__Task prompt__
Each record should be retyped word for word.

__Dataset records__

------------

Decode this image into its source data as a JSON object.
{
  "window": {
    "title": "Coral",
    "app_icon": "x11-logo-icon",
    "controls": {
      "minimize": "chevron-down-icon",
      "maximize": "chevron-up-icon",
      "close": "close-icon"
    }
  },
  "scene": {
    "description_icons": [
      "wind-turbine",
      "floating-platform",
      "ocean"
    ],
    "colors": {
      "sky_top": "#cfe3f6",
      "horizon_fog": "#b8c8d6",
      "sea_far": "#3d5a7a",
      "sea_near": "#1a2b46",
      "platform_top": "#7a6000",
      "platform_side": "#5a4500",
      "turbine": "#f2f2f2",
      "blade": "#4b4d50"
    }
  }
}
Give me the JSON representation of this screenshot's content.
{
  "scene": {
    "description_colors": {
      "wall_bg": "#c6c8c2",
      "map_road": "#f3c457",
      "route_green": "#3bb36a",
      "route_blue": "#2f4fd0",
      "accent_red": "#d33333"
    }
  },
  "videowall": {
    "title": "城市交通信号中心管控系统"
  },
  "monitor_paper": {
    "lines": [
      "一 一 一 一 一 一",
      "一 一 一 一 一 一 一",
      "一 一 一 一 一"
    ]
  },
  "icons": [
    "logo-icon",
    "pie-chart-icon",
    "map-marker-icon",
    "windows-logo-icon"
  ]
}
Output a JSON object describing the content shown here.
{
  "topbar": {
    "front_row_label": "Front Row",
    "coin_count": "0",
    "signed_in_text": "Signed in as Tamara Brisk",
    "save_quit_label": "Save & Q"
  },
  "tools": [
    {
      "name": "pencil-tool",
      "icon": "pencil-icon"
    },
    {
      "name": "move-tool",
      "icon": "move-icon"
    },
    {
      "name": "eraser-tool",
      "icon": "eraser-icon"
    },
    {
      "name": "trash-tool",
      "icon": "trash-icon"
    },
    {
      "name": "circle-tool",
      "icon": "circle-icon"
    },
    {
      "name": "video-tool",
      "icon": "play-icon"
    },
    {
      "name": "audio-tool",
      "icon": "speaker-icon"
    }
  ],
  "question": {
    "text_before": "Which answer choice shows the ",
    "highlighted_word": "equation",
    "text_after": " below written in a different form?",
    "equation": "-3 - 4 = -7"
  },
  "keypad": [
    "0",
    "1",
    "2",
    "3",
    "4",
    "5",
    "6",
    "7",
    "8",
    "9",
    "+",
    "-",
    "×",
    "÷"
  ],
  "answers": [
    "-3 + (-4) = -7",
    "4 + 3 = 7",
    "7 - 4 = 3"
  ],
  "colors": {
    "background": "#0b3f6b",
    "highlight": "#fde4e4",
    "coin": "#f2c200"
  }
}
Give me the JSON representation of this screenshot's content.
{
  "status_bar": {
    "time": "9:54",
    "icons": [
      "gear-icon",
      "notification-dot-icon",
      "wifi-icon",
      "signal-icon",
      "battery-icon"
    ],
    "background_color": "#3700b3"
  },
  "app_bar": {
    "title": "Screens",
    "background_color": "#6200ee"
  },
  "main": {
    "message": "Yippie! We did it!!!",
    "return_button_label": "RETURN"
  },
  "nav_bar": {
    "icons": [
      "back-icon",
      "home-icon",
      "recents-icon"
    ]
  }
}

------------

__Solution for this problem__
Decode this image into its source data as a JSON object.
{
  "window": {
    "title": "Coral",
    "app_icon": "x11-logo-icon",
    "controls": {
      "minimize": "chevron-down-icon",
      "maximize": "chevron-up-icon",
      "close": "close-icon"
    }
  },
  "scene": {
    "description_icons": [
      "wind-turbine",
      "floating-platform",
      "ocean"
    ],
    "colors": {
      "sky_top": "#cfe3f6",
      "horizon_fog": "#b8c8d6",
      "sea_far": "#3d5a7a",
      "sea_near": "#1a2b46",
      "platform_top": "#7a6000",
      "platform_side": "#5a4500",
      "turbine": "#f2f2f2",
      "blade": "#4b4d50"
    }
  }
}
Give me the JSON representation of this screenshot's content.
{
  "scene": {
    "description_colors": {
      "wall_bg": "#c6c8c2",
      "map_road": "#f3c457",
      "route_green": "#3bb36a",
      "route_blue": "#2f4fd0",
      "accent_red": "#d33333"
    }
  },
  "videowall": {
    "title": "城市交通信号中心管控系统"
  },
  "monitor_paper": {
    "lines": [
      "一 一 一 一 一 一",
      "一 一 一 一 一 一 一",
      "一 一 一 一 一"
    ]
  },
  "icons": [
    "logo-icon",
    "pie-chart-icon",
    "map-marker-icon",
    "windows-logo-icon"
  ]
}
Output a JSON object describing the content shown here.
{
  "topbar": {
    "front_row_label": "Front Row",
    "coin_count": "0",
    "signed_in_text": "Signed in as Tamara Brisk",
    "save_quit_label": "Save & Q"
  },
  "tools": [
    {
      "name": "pencil-tool",
      "icon": "pencil-icon"
    },
    {
      "name": "move-tool",
      "icon": "move-icon"
    },
    {
      "name": "eraser-tool",
      "icon": "eraser-icon"
    },
    {
      "name": "trash-tool",
      "icon": "trash-icon"
    },
    {
      "name": "circle-tool",
      "icon": "circle-icon"
    },
    {
      "name": "video-tool",
      "icon": "play-icon"
    },
    {
      "name": "audio-tool",
      "icon": "speaker-icon"
    }
  ],
  "question": {
    "text_before": "Which answer choice shows the ",
    "highlighted_word": "equation",
    "text_after": " below written in a different form?",
    "equation": "-3 - 4 = -7"
  },
  "keypad": [
    "0",
    "1",
    "2",
    "3",
    "4",
    "5",
    "6",
    "7",
    "8",
    "9",
    "+",
    "-",
    "×",
    "÷"
  ],
  "answers": [
    "-3 + (-4) = -7",
    "4 + 3 = 7",
    "7 - 4 = 3"
  ],
  "colors": {
    "background": "#0b3f6b",
    "highlight": "#fde4e4",
    "coin": "#f2c200"
  }
}
Give me the JSON representation of this screenshot's content.
{
  "status_bar": {
    "time": "9:54",
    "icons": [
      "gear-icon",
      "notification-dot-icon",
      "wifi-icon",
      "signal-icon",
      "battery-icon"
    ],
    "background_color": "#3700b3"
  },
  "app_bar": {
    "title": "Screens",
    "background_color": "#6200ee"
  },
  "main": {
    "message": "Yippie! We did it!!!",
    "return_button_label": "RETURN"
  },
  "nav_bar": {
    "icons": [
      "back-icon",
      "home-icon",
      "recents-icon"
    ]
  }
}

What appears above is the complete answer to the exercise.